Competition and Market Regulation
This track invited participants to rethink the role of competition and market regulation against the background of the various transformations in our economy and society.
Transformations in our economy and society are challenging the way competition and markets are being regulated. The increasing digitisation of various industries raises questions about the adequacy of our current competition tools.
- How to define relevant markets when competition takes place in digital conglomerates and ecosystems beyond narrow markets for products or services?
- How to assess anticompetitive effects of practices in multi-sided markets where data, artificial intelligence and machine learning challenge our existing knowledge of how markets work?
- How to deal with the power of platforms that act as regulators by determining the conditions under which business can reach consumers?
The COVID-19 crisis has made these challenges even more visible. While smaller brick-and-mortar businesses are struggling to survive, the big techs have been thriving amid the pandemic, strengthening calls for regulation beyond the existing competition law framework. Due to the ongoing transformations, the current health and economic crisis also makes the need to reflect on the role of competition law to protect non-economic concerns more pressing.
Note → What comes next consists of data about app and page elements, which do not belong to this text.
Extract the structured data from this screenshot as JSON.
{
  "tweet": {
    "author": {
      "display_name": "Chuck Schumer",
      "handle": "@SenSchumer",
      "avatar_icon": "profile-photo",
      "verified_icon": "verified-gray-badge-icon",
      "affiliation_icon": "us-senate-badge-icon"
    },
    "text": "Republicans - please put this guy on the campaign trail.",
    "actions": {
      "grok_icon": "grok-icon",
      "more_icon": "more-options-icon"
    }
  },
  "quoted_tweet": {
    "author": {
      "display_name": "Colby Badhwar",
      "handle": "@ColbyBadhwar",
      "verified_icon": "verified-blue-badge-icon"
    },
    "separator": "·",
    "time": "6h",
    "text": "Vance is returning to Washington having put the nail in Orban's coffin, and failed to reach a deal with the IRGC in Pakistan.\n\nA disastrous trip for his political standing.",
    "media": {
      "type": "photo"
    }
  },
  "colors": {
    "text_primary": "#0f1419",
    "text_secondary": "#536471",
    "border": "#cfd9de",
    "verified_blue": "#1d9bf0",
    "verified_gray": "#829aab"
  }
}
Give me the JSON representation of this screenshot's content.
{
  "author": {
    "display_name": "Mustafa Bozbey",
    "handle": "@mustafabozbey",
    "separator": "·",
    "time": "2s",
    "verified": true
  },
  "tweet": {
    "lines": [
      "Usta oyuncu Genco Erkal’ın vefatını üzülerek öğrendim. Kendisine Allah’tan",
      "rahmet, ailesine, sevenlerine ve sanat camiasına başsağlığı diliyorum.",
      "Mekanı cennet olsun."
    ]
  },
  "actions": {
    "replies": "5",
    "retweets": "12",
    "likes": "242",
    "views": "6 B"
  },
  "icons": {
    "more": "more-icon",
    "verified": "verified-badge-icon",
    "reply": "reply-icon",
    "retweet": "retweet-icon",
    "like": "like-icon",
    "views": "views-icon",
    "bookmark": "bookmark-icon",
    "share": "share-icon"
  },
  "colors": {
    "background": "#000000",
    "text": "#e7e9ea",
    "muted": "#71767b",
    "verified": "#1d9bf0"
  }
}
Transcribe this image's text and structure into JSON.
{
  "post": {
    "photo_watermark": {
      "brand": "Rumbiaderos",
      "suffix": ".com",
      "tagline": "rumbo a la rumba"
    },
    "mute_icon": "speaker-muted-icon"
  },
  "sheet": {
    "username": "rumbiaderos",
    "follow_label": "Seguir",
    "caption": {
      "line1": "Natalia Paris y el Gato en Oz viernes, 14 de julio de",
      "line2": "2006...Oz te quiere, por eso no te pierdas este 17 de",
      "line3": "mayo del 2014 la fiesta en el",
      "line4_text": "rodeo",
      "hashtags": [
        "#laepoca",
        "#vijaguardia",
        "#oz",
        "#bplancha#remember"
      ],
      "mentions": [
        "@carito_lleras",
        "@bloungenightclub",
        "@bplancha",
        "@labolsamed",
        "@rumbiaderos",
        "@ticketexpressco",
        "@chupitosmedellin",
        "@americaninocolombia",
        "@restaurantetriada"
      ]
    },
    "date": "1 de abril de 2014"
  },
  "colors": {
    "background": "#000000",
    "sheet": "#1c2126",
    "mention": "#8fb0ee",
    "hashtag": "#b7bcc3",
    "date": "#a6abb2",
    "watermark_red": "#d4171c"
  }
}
- Can any lessons be drawn from the measures taken during the COVID-19 crisis to relax competition rules to enable cooperation between businesses for other ‘crises’ involving the promotion of sustainability and tackling climate change?
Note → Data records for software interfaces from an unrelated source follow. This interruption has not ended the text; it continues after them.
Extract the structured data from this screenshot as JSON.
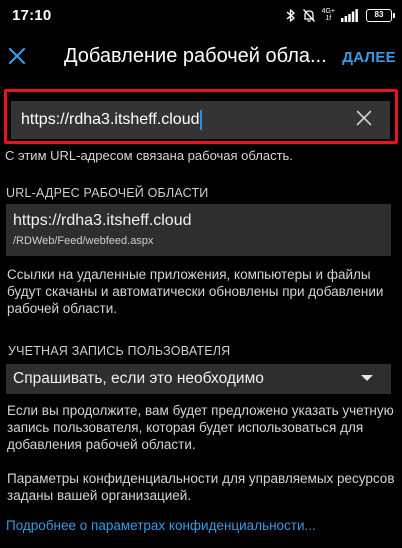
{
  "status_bar": {
    "time": "17:10",
    "network_label_top": "4G+",
    "network_label_bottom": "1f",
    "battery_level": "83"
  },
  "app_bar": {
    "title": "Добавление рабочей обла...",
    "next_label": "ДАЛЕЕ"
  },
  "url_input": {
    "value": "https://rdha3.itsheff.cloud"
  },
  "helper_text": "С этим URL-адресом связана рабочая область.",
  "workspace": {
    "section_label": "URL-АДРЕС РАБОЧЕЙ ОБЛАСТИ",
    "url": "https://rdha3.itsheff.cloud",
    "path": "/RDWeb/Feed/webfeed.aspx"
  },
  "workspace_description": "Ссылки на удаленные приложения, компьютеры и файлы будут скачаны и автоматически обновлены при добавлении рабочей области.",
  "account": {
    "section_label": "УЧЕТНАЯ ЗАПИСЬ ПОЛЬЗОВАТЕЛЯ",
    "selected": "Спрашивать, если это необходимо"
  },
  "account_description": "Если вы продолжите, вам будет предложено указать учетную запись пользователя, которая будет использоваться для добавления рабочей области.",
  "privacy_description": "Параметры конфиденциальности для управляемых ресурсов заданы вашей организацией.",
  "privacy_link": "Подробнее о параметрах конфиденциальности...",
  "colors": {
    "accent": "#3a9ae3",
    "highlight_border": "#e8131c",
    "field_background": "#2e2e2e",
    "input_background": "#343434"
  },
  "icons": {
    "close": "close-icon",
    "clear": "clear-icon",
    "dropdown": "chevron-down-icon",
    "bluetooth": "bluetooth-icon",
    "mute": "bell-off-icon",
    "signal": "signal-icon",
    "battery": "battery-icon"
  }
}
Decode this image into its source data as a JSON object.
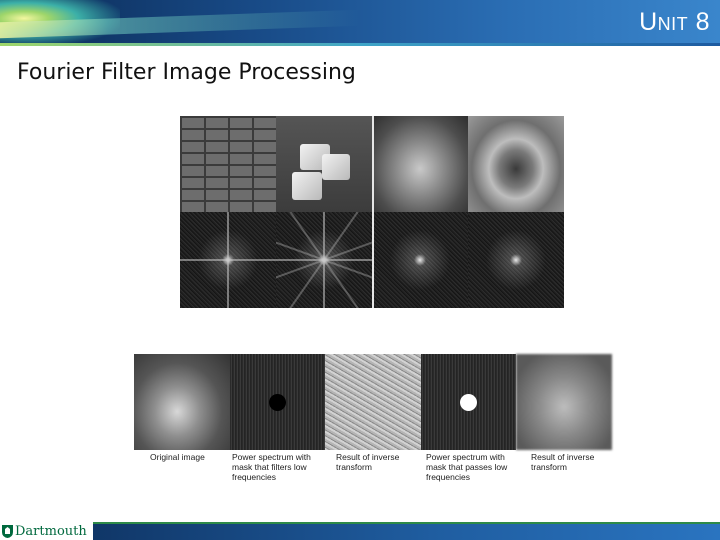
{
  "header": {
    "unit_title": "Unit 8"
  },
  "slide": {
    "title": "Fourier Filter Image Processing"
  },
  "captions": {
    "original": "Original image",
    "mask_low": "Power spectrum with\nmask that filters low\nfrequencies",
    "result1": "Result of inverse\ntransform",
    "mask_pass": "Power spectrum with\nmask that passes low\nfrequencies",
    "result2": "Result of inverse\ntransform"
  },
  "footer": {
    "logo_text": "Dartmouth"
  },
  "colors": {
    "banner": "#184a86",
    "footer": "#1f5da0",
    "logo_green": "#00693e"
  }
}
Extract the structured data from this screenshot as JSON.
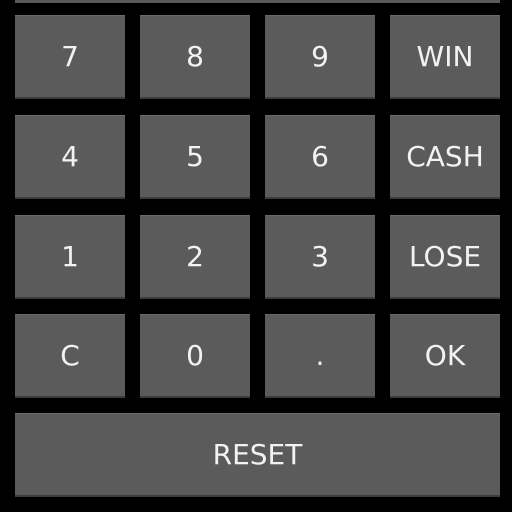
{
  "keypad": {
    "rows": [
      [
        "7",
        "8",
        "9",
        "WIN"
      ],
      [
        "4",
        "5",
        "6",
        "CASH"
      ],
      [
        "1",
        "2",
        "3",
        "LOSE"
      ],
      [
        "C",
        "0",
        ".",
        "OK"
      ]
    ],
    "reset_label": "RESET"
  },
  "colors": {
    "background": "#000000",
    "key_face": "#5b5b5b",
    "key_text": "#f2f2f2"
  }
}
- Will the increased focus on national interests during the COVID-19 crisis lead to a renewed debate on industrial policy and the growth of national champions?
- Is there a need for more proactive competition interventions to protect against exploitative behaviour, such as excessive pricing, which has been on the rise during the crisis?
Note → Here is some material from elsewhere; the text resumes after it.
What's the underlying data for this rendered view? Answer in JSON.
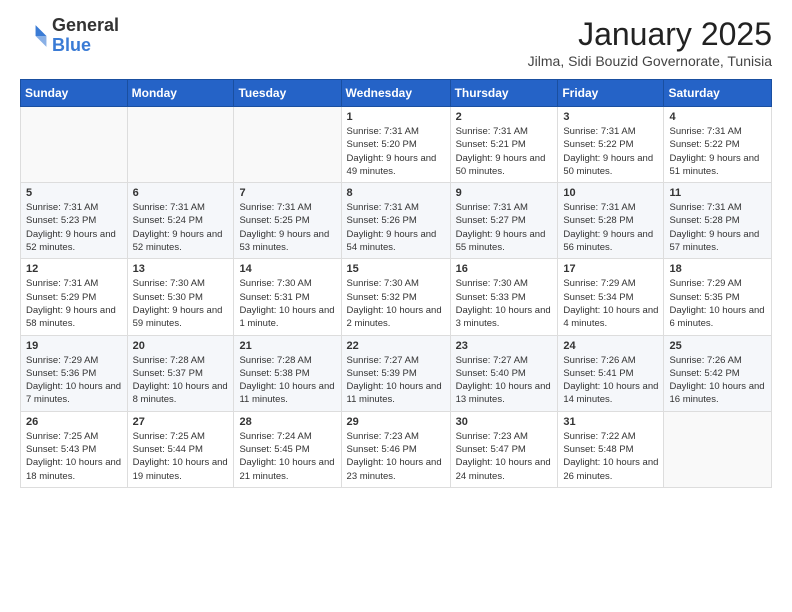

Topics for discussion
During the track, we will be discussing the following topics::
- Market definition for digital conglomerates and ecosystems
- Notions of market power beyond dominance: economic dependence, paramount significance across markets, significant market status, etc.
- Development of novel theories of harm, including discrimination of businesses and exploitation of consumers
- Desirability of additional regulation for significant or gatekeeping platforms
- Competition, industrial policy, and national champions
- Sustainability, climate change, and competition law
- Health and competition law: excessive pricing, price gouging, pay-for-delay, etc.
- Role of considerations of privacy, democracy, diversity, and innovation in merger review
- Need for changes in procedure and enforcement policy such as the introduction of an ex ante competition tool and the adoption of interim measures
Anu Bradford (Keynote Speaker)
Anu Bradford is Henry L. Moses Professor of Law and International Organization at Columbia Law School. A leading scholar on the EU’s regulatory power and a sought-after commentator on the European Union and Brexit, Anu Bradford coined the term the Brussels Effect to describe the European Union’s outsize influence on global markets. Most recently, she is the author of The Brussels Effect: How the European Union Rules the World (2020), named one of the best books of 2020 by the Foreign Affairs. Bradford is also an expert in international trade law and antitrust law. She spearheads the Comparative Competition Law Project, which has built a comprehensive global data set of antitrust laws and enforcement across time and jurisdictions.
- Anu Bradford, Columbia Law School
The Future of Liberal Democracy in the Era of Surveillance Capitalism and Digital Authoritarianism
Anu Bradford's keynote address examined the ideological origins, social implications, and relative global influence of three contrasting approaches to the digital economy: the technoliberalism of the US, the digital authoritarianism of China, and the digital paternalism of the EU. In particular, the talk focused on how these three regulatory systems - and the digital businesses they encourage and restrict - strengthen or undermine liberal democracy and the individual right to privacy and personal autonomy around the world.
Papers submitted for the track
Some of the presenters in the track have submitted full papers for discussion. You can find their papers here:
- Oscar Borgogno & Giuseppe Colangelo, SEPs Licensing Across the Supply Chain: An Antitrust Perspective
- Wolfgang Kerber & Karsten Zolna, The German Facebook Case: The Law and Economics of the Relationship between Competition and Data Protection Law
- Noga Blickstein Shchory & Michal Gal, Market Power Parasites: Abusing the Power of Digital Intermediaries to Harm Competition
- Thomas Tombal, Data protection and competition law: friends or foes regarding data sharing?
Workshop 'Remedies for Digital Markets'
In the rich conversation on antitrust in the digital economy, remedies are often treated as an afterthought. Recent enforcement and regulatory initiatives do not tell clearly whether the goals of antitrust remedies in the digital economy should be preventative or restorative. And if remedies should be restorative, it is unclear whether antitrust remedies should seek to reengineer digital competition by diversification v commodification v disintermediation or by other mechanics. The remedy question is, however, a preliminary issue that any antitrust process should address, lest it under or over fixes”.
|Alex Ruiz Feases||Tilburg University|
|Inge Graef||Tilburg University|
|Thibault Schrepel||Utrecht, Stanford|